EXERCISE GOAL
The reply should contain all the data below, repeated exactly, and none of the images.

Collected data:
┌──
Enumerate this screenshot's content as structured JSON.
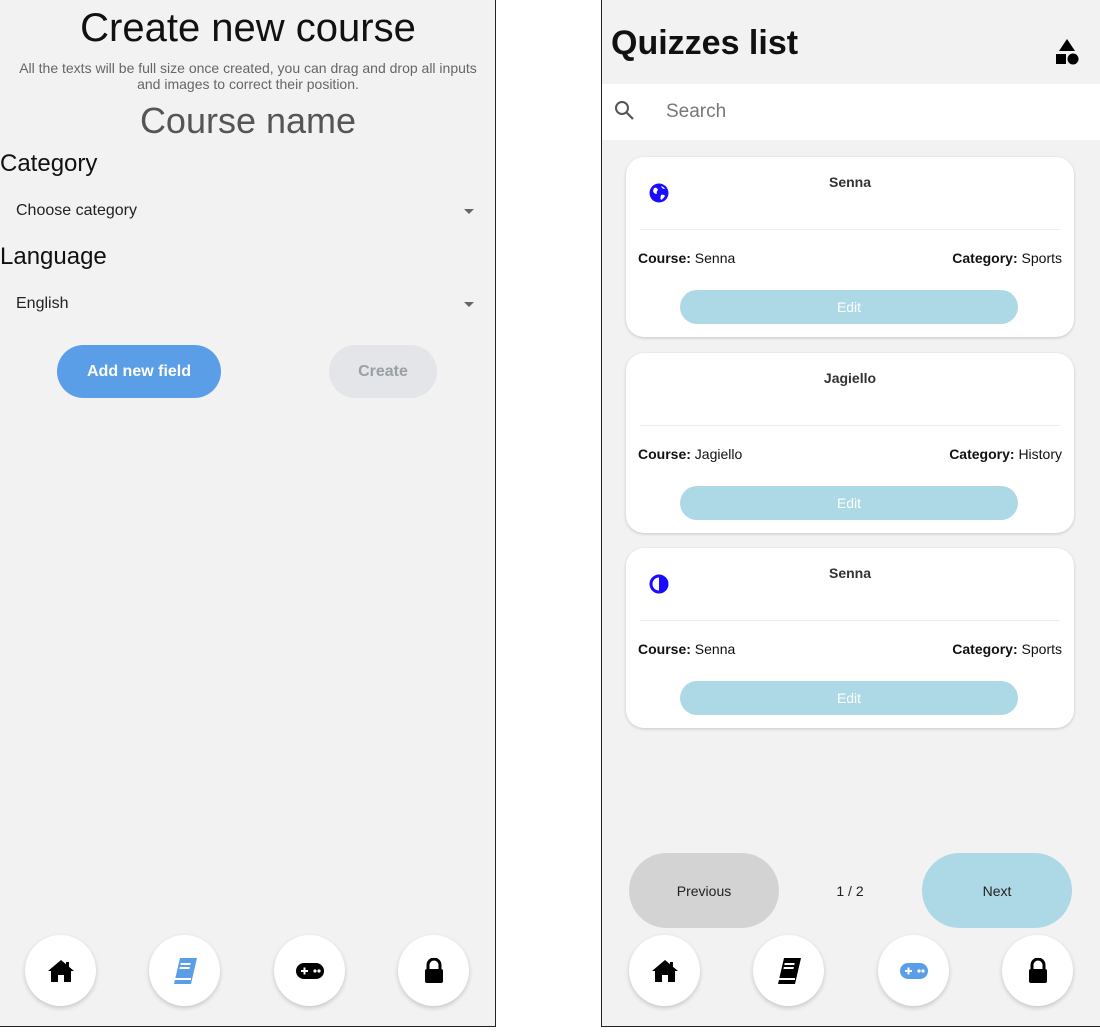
{
  "create_course": {
    "title": "Create new course",
    "subtitle": "All the texts will be full size once created, you can drag and drop all inputs and images to correct their position.",
    "course_name": "Course name",
    "category_label": "Category",
    "category_value": "Choose category",
    "language_label": "Language",
    "language_value": "English",
    "add_field_label": "Add new field",
    "create_label": "Create"
  },
  "quizzes": {
    "title": "Quizzes list",
    "search_placeholder": "Search",
    "course_prefix": "Course:",
    "category_prefix": "Category:",
    "edit_label": "Edit",
    "cards": [
      {
        "title": "Senna",
        "icon": "globe-icon",
        "course": "Senna",
        "category": "Sports"
      },
      {
        "title": "Jagiello",
        "icon": "",
        "course": "Jagiello",
        "category": "History"
      },
      {
        "title": "Senna",
        "icon": "half-circle-icon",
        "course": "Senna",
        "category": "Sports"
      }
    ],
    "prev_label": "Previous",
    "page": "1 / 2",
    "next_label": "Next"
  },
  "nav": {
    "items": [
      "home-icon",
      "book-icon",
      "gamepad-icon",
      "lock-icon"
    ],
    "left_active": "book-icon",
    "right_active": "gamepad-icon"
  },
  "colors": {
    "accent_blue": "#5b9ee8",
    "light_blue": "#add8e6",
    "icon_blue": "#1a0dff",
    "background": "#f2f2f2"
  }
}
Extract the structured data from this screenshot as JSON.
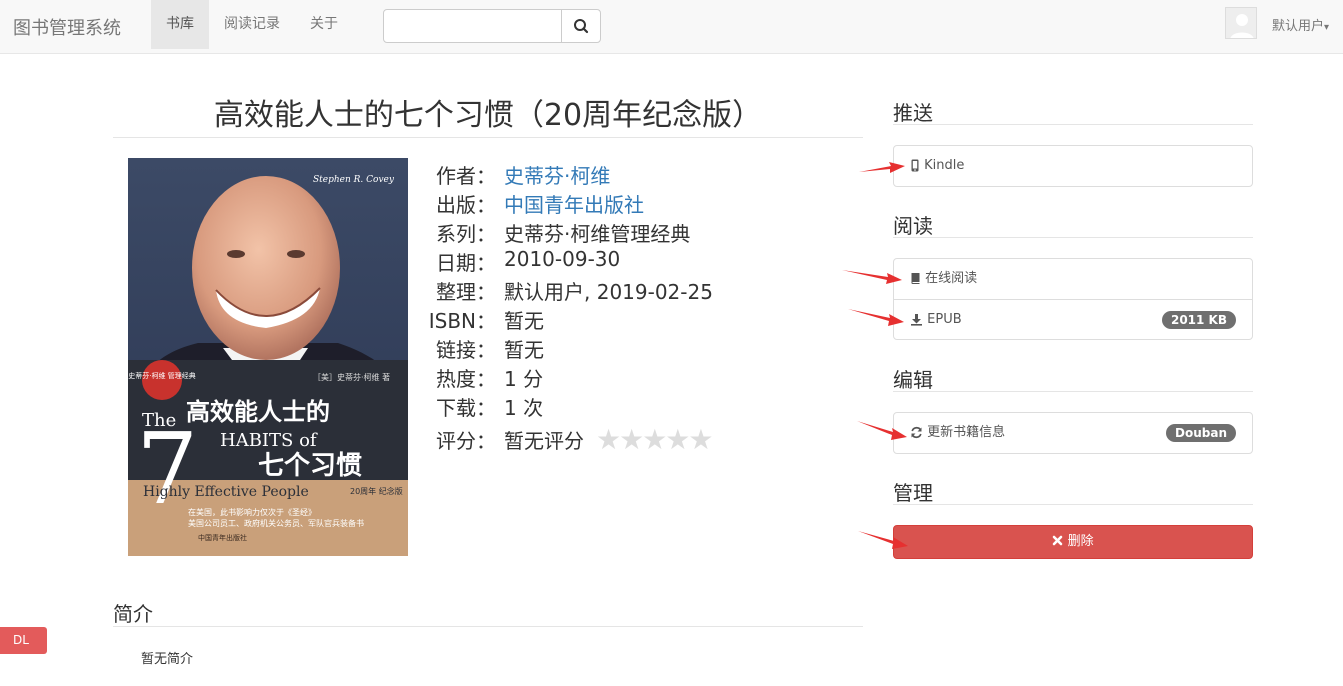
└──
ANSWER TO THE PROBLEM
Enumerate this screenshot's content as structured JSON.
{
  "create_course": {
    "title": "Create new course",
    "subtitle": "All the texts will be full size once created, you can drag and drop all inputs and images to correct their position.",
    "course_name": "Course name",
    "category_label": "Category",
    "category_value": "Choose category",
    "language_label": "Language",
    "language_value": "English",
    "add_field_label": "Add new field",
    "create_label": "Create"
  },
  "quizzes": {
    "title": "Quizzes list",
    "search_placeholder": "Search",
    "course_prefix": "Course:",
    "category_prefix": "Category:",
    "edit_label": "Edit",
    "cards": [
      {
        "title": "Senna",
        "icon": "globe-icon",
        "course": "Senna",
        "category": "Sports"
      },
      {
        "title": "Jagiello",
        "icon": "",
        "course": "Jagiello",
        "category": "History"
      },
      {
        "title": "Senna",
        "icon": "half-circle-icon",
        "course": "Senna",
        "category": "Sports"
      }
    ],
    "prev_label": "Previous",
    "page": "1 / 2",
    "next_label": "Next"
  },
  "nav": {
    "items": [
      "home-icon",
      "book-icon",
      "gamepad-icon",
      "lock-icon"
    ],
    "left_active": "book-icon",
    "right_active": "gamepad-icon"
  },
  "colors": {
    "accent_blue": "#5b9ee8",
    "light_blue": "#add8e6",
    "icon_blue": "#1a0dff",
    "background": "#f2f2f2"
  }
}
Extract the structured data from this screenshot as JSON.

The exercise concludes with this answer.